Return the data that follows exactly. Include every line.

═══ DATA FOR THIS EXERCISE

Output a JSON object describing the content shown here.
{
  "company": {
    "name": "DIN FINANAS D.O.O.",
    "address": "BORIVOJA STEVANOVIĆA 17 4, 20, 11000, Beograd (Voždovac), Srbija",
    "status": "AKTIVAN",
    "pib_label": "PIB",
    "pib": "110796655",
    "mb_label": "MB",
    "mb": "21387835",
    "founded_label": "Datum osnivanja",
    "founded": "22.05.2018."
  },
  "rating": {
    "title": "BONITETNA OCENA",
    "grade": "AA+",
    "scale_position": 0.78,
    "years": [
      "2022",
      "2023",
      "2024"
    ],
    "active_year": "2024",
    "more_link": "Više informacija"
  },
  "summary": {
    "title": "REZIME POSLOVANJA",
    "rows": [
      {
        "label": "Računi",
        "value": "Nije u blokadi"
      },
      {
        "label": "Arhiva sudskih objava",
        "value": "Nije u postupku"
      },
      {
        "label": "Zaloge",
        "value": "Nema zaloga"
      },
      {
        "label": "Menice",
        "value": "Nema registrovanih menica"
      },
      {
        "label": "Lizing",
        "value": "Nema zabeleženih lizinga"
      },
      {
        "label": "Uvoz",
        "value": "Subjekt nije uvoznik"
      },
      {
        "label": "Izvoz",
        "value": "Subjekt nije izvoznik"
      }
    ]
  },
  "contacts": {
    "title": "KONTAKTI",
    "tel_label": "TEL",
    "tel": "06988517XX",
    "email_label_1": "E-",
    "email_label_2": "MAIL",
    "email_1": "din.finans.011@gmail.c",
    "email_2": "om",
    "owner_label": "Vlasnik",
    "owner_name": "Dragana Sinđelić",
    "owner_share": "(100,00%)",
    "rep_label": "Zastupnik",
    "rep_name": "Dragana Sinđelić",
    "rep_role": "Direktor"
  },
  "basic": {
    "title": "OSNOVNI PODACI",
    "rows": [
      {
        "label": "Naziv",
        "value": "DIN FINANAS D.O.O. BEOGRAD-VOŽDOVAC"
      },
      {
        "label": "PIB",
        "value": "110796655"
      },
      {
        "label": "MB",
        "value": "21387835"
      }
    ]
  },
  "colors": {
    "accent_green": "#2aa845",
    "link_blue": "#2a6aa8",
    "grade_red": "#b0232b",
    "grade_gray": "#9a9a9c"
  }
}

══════

**EXERCISE ANSWER:**
Output a JSON object describing the content shown here.
{
  "company": {
    "name": "DIN FINANAS D.O.O.",
    "address": "BORIVOJA STEVANOVIĆA 17 4, 20, 11000, Beograd (Voždovac), Srbija",
    "status": "AKTIVAN",
    "pib_label": "PIB",
    "pib": "110796655",
    "mb_label": "MB",
    "mb": "21387835",
    "founded_label": "Datum osnivanja",
    "founded": "22.05.2018."
  },
  "rating": {
    "title": "BONITETNA OCENA",
    "grade": "AA+",
    "scale_position": 0.78,
    "years": [
      "2022",
      "2023",
      "2024"
    ],
    "active_year": "2024",
    "more_link": "Više informacija"
  },
  "summary": {
    "title": "REZIME POSLOVANJA",
    "rows": [
      {
        "label": "Računi",
        "value": "Nije u blokadi"
      },
      {
        "label": "Arhiva sudskih objava",
        "value": "Nije u postupku"
      },
      {
        "label": "Zaloge",
        "value": "Nema zaloga"
      },
      {
        "label": "Menice",
        "value": "Nema registrovanih menica"
      },
      {
        "label": "Lizing",
        "value": "Nema zabeleženih lizinga"
      },
      {
        "label": "Uvoz",
        "value": "Subjekt nije uvoznik"
      },
      {
        "label": "Izvoz",
        "value": "Subjekt nije izvoznik"
      }
    ]
  },
  "contacts": {
    "title": "KONTAKTI",
    "tel_label": "TEL",
    "tel": "06988517XX",
    "email_label_1": "E-",
    "email_label_2": "MAIL",
    "email_1": "din.finans.011@gmail.c",
    "email_2": "om",
    "owner_label": "Vlasnik",
    "owner_name": "Dragana Sinđelić",
    "owner_share": "(100,00%)",
    "rep_label": "Zastupnik",
    "rep_name": "Dragana Sinđelić",
    "rep_role": "Direktor"
  },
  "basic": {
    "title": "OSNOVNI PODACI",
    "rows": [
      {
        "label": "Naziv",
        "value": "DIN FINANAS D.O.O. BEOGRAD-VOŽDOVAC"
      },
      {
        "label": "PIB",
        "value": "110796655"
      },
      {
        "label": "MB",
        "value": "21387835"
      }
    ]
  },
  "colors": {
    "accent_green": "#2aa845",
    "link_blue": "#2a6aa8",
    "grade_red": "#b0232b",
    "grade_gray": "#9a9a9c"
  }
}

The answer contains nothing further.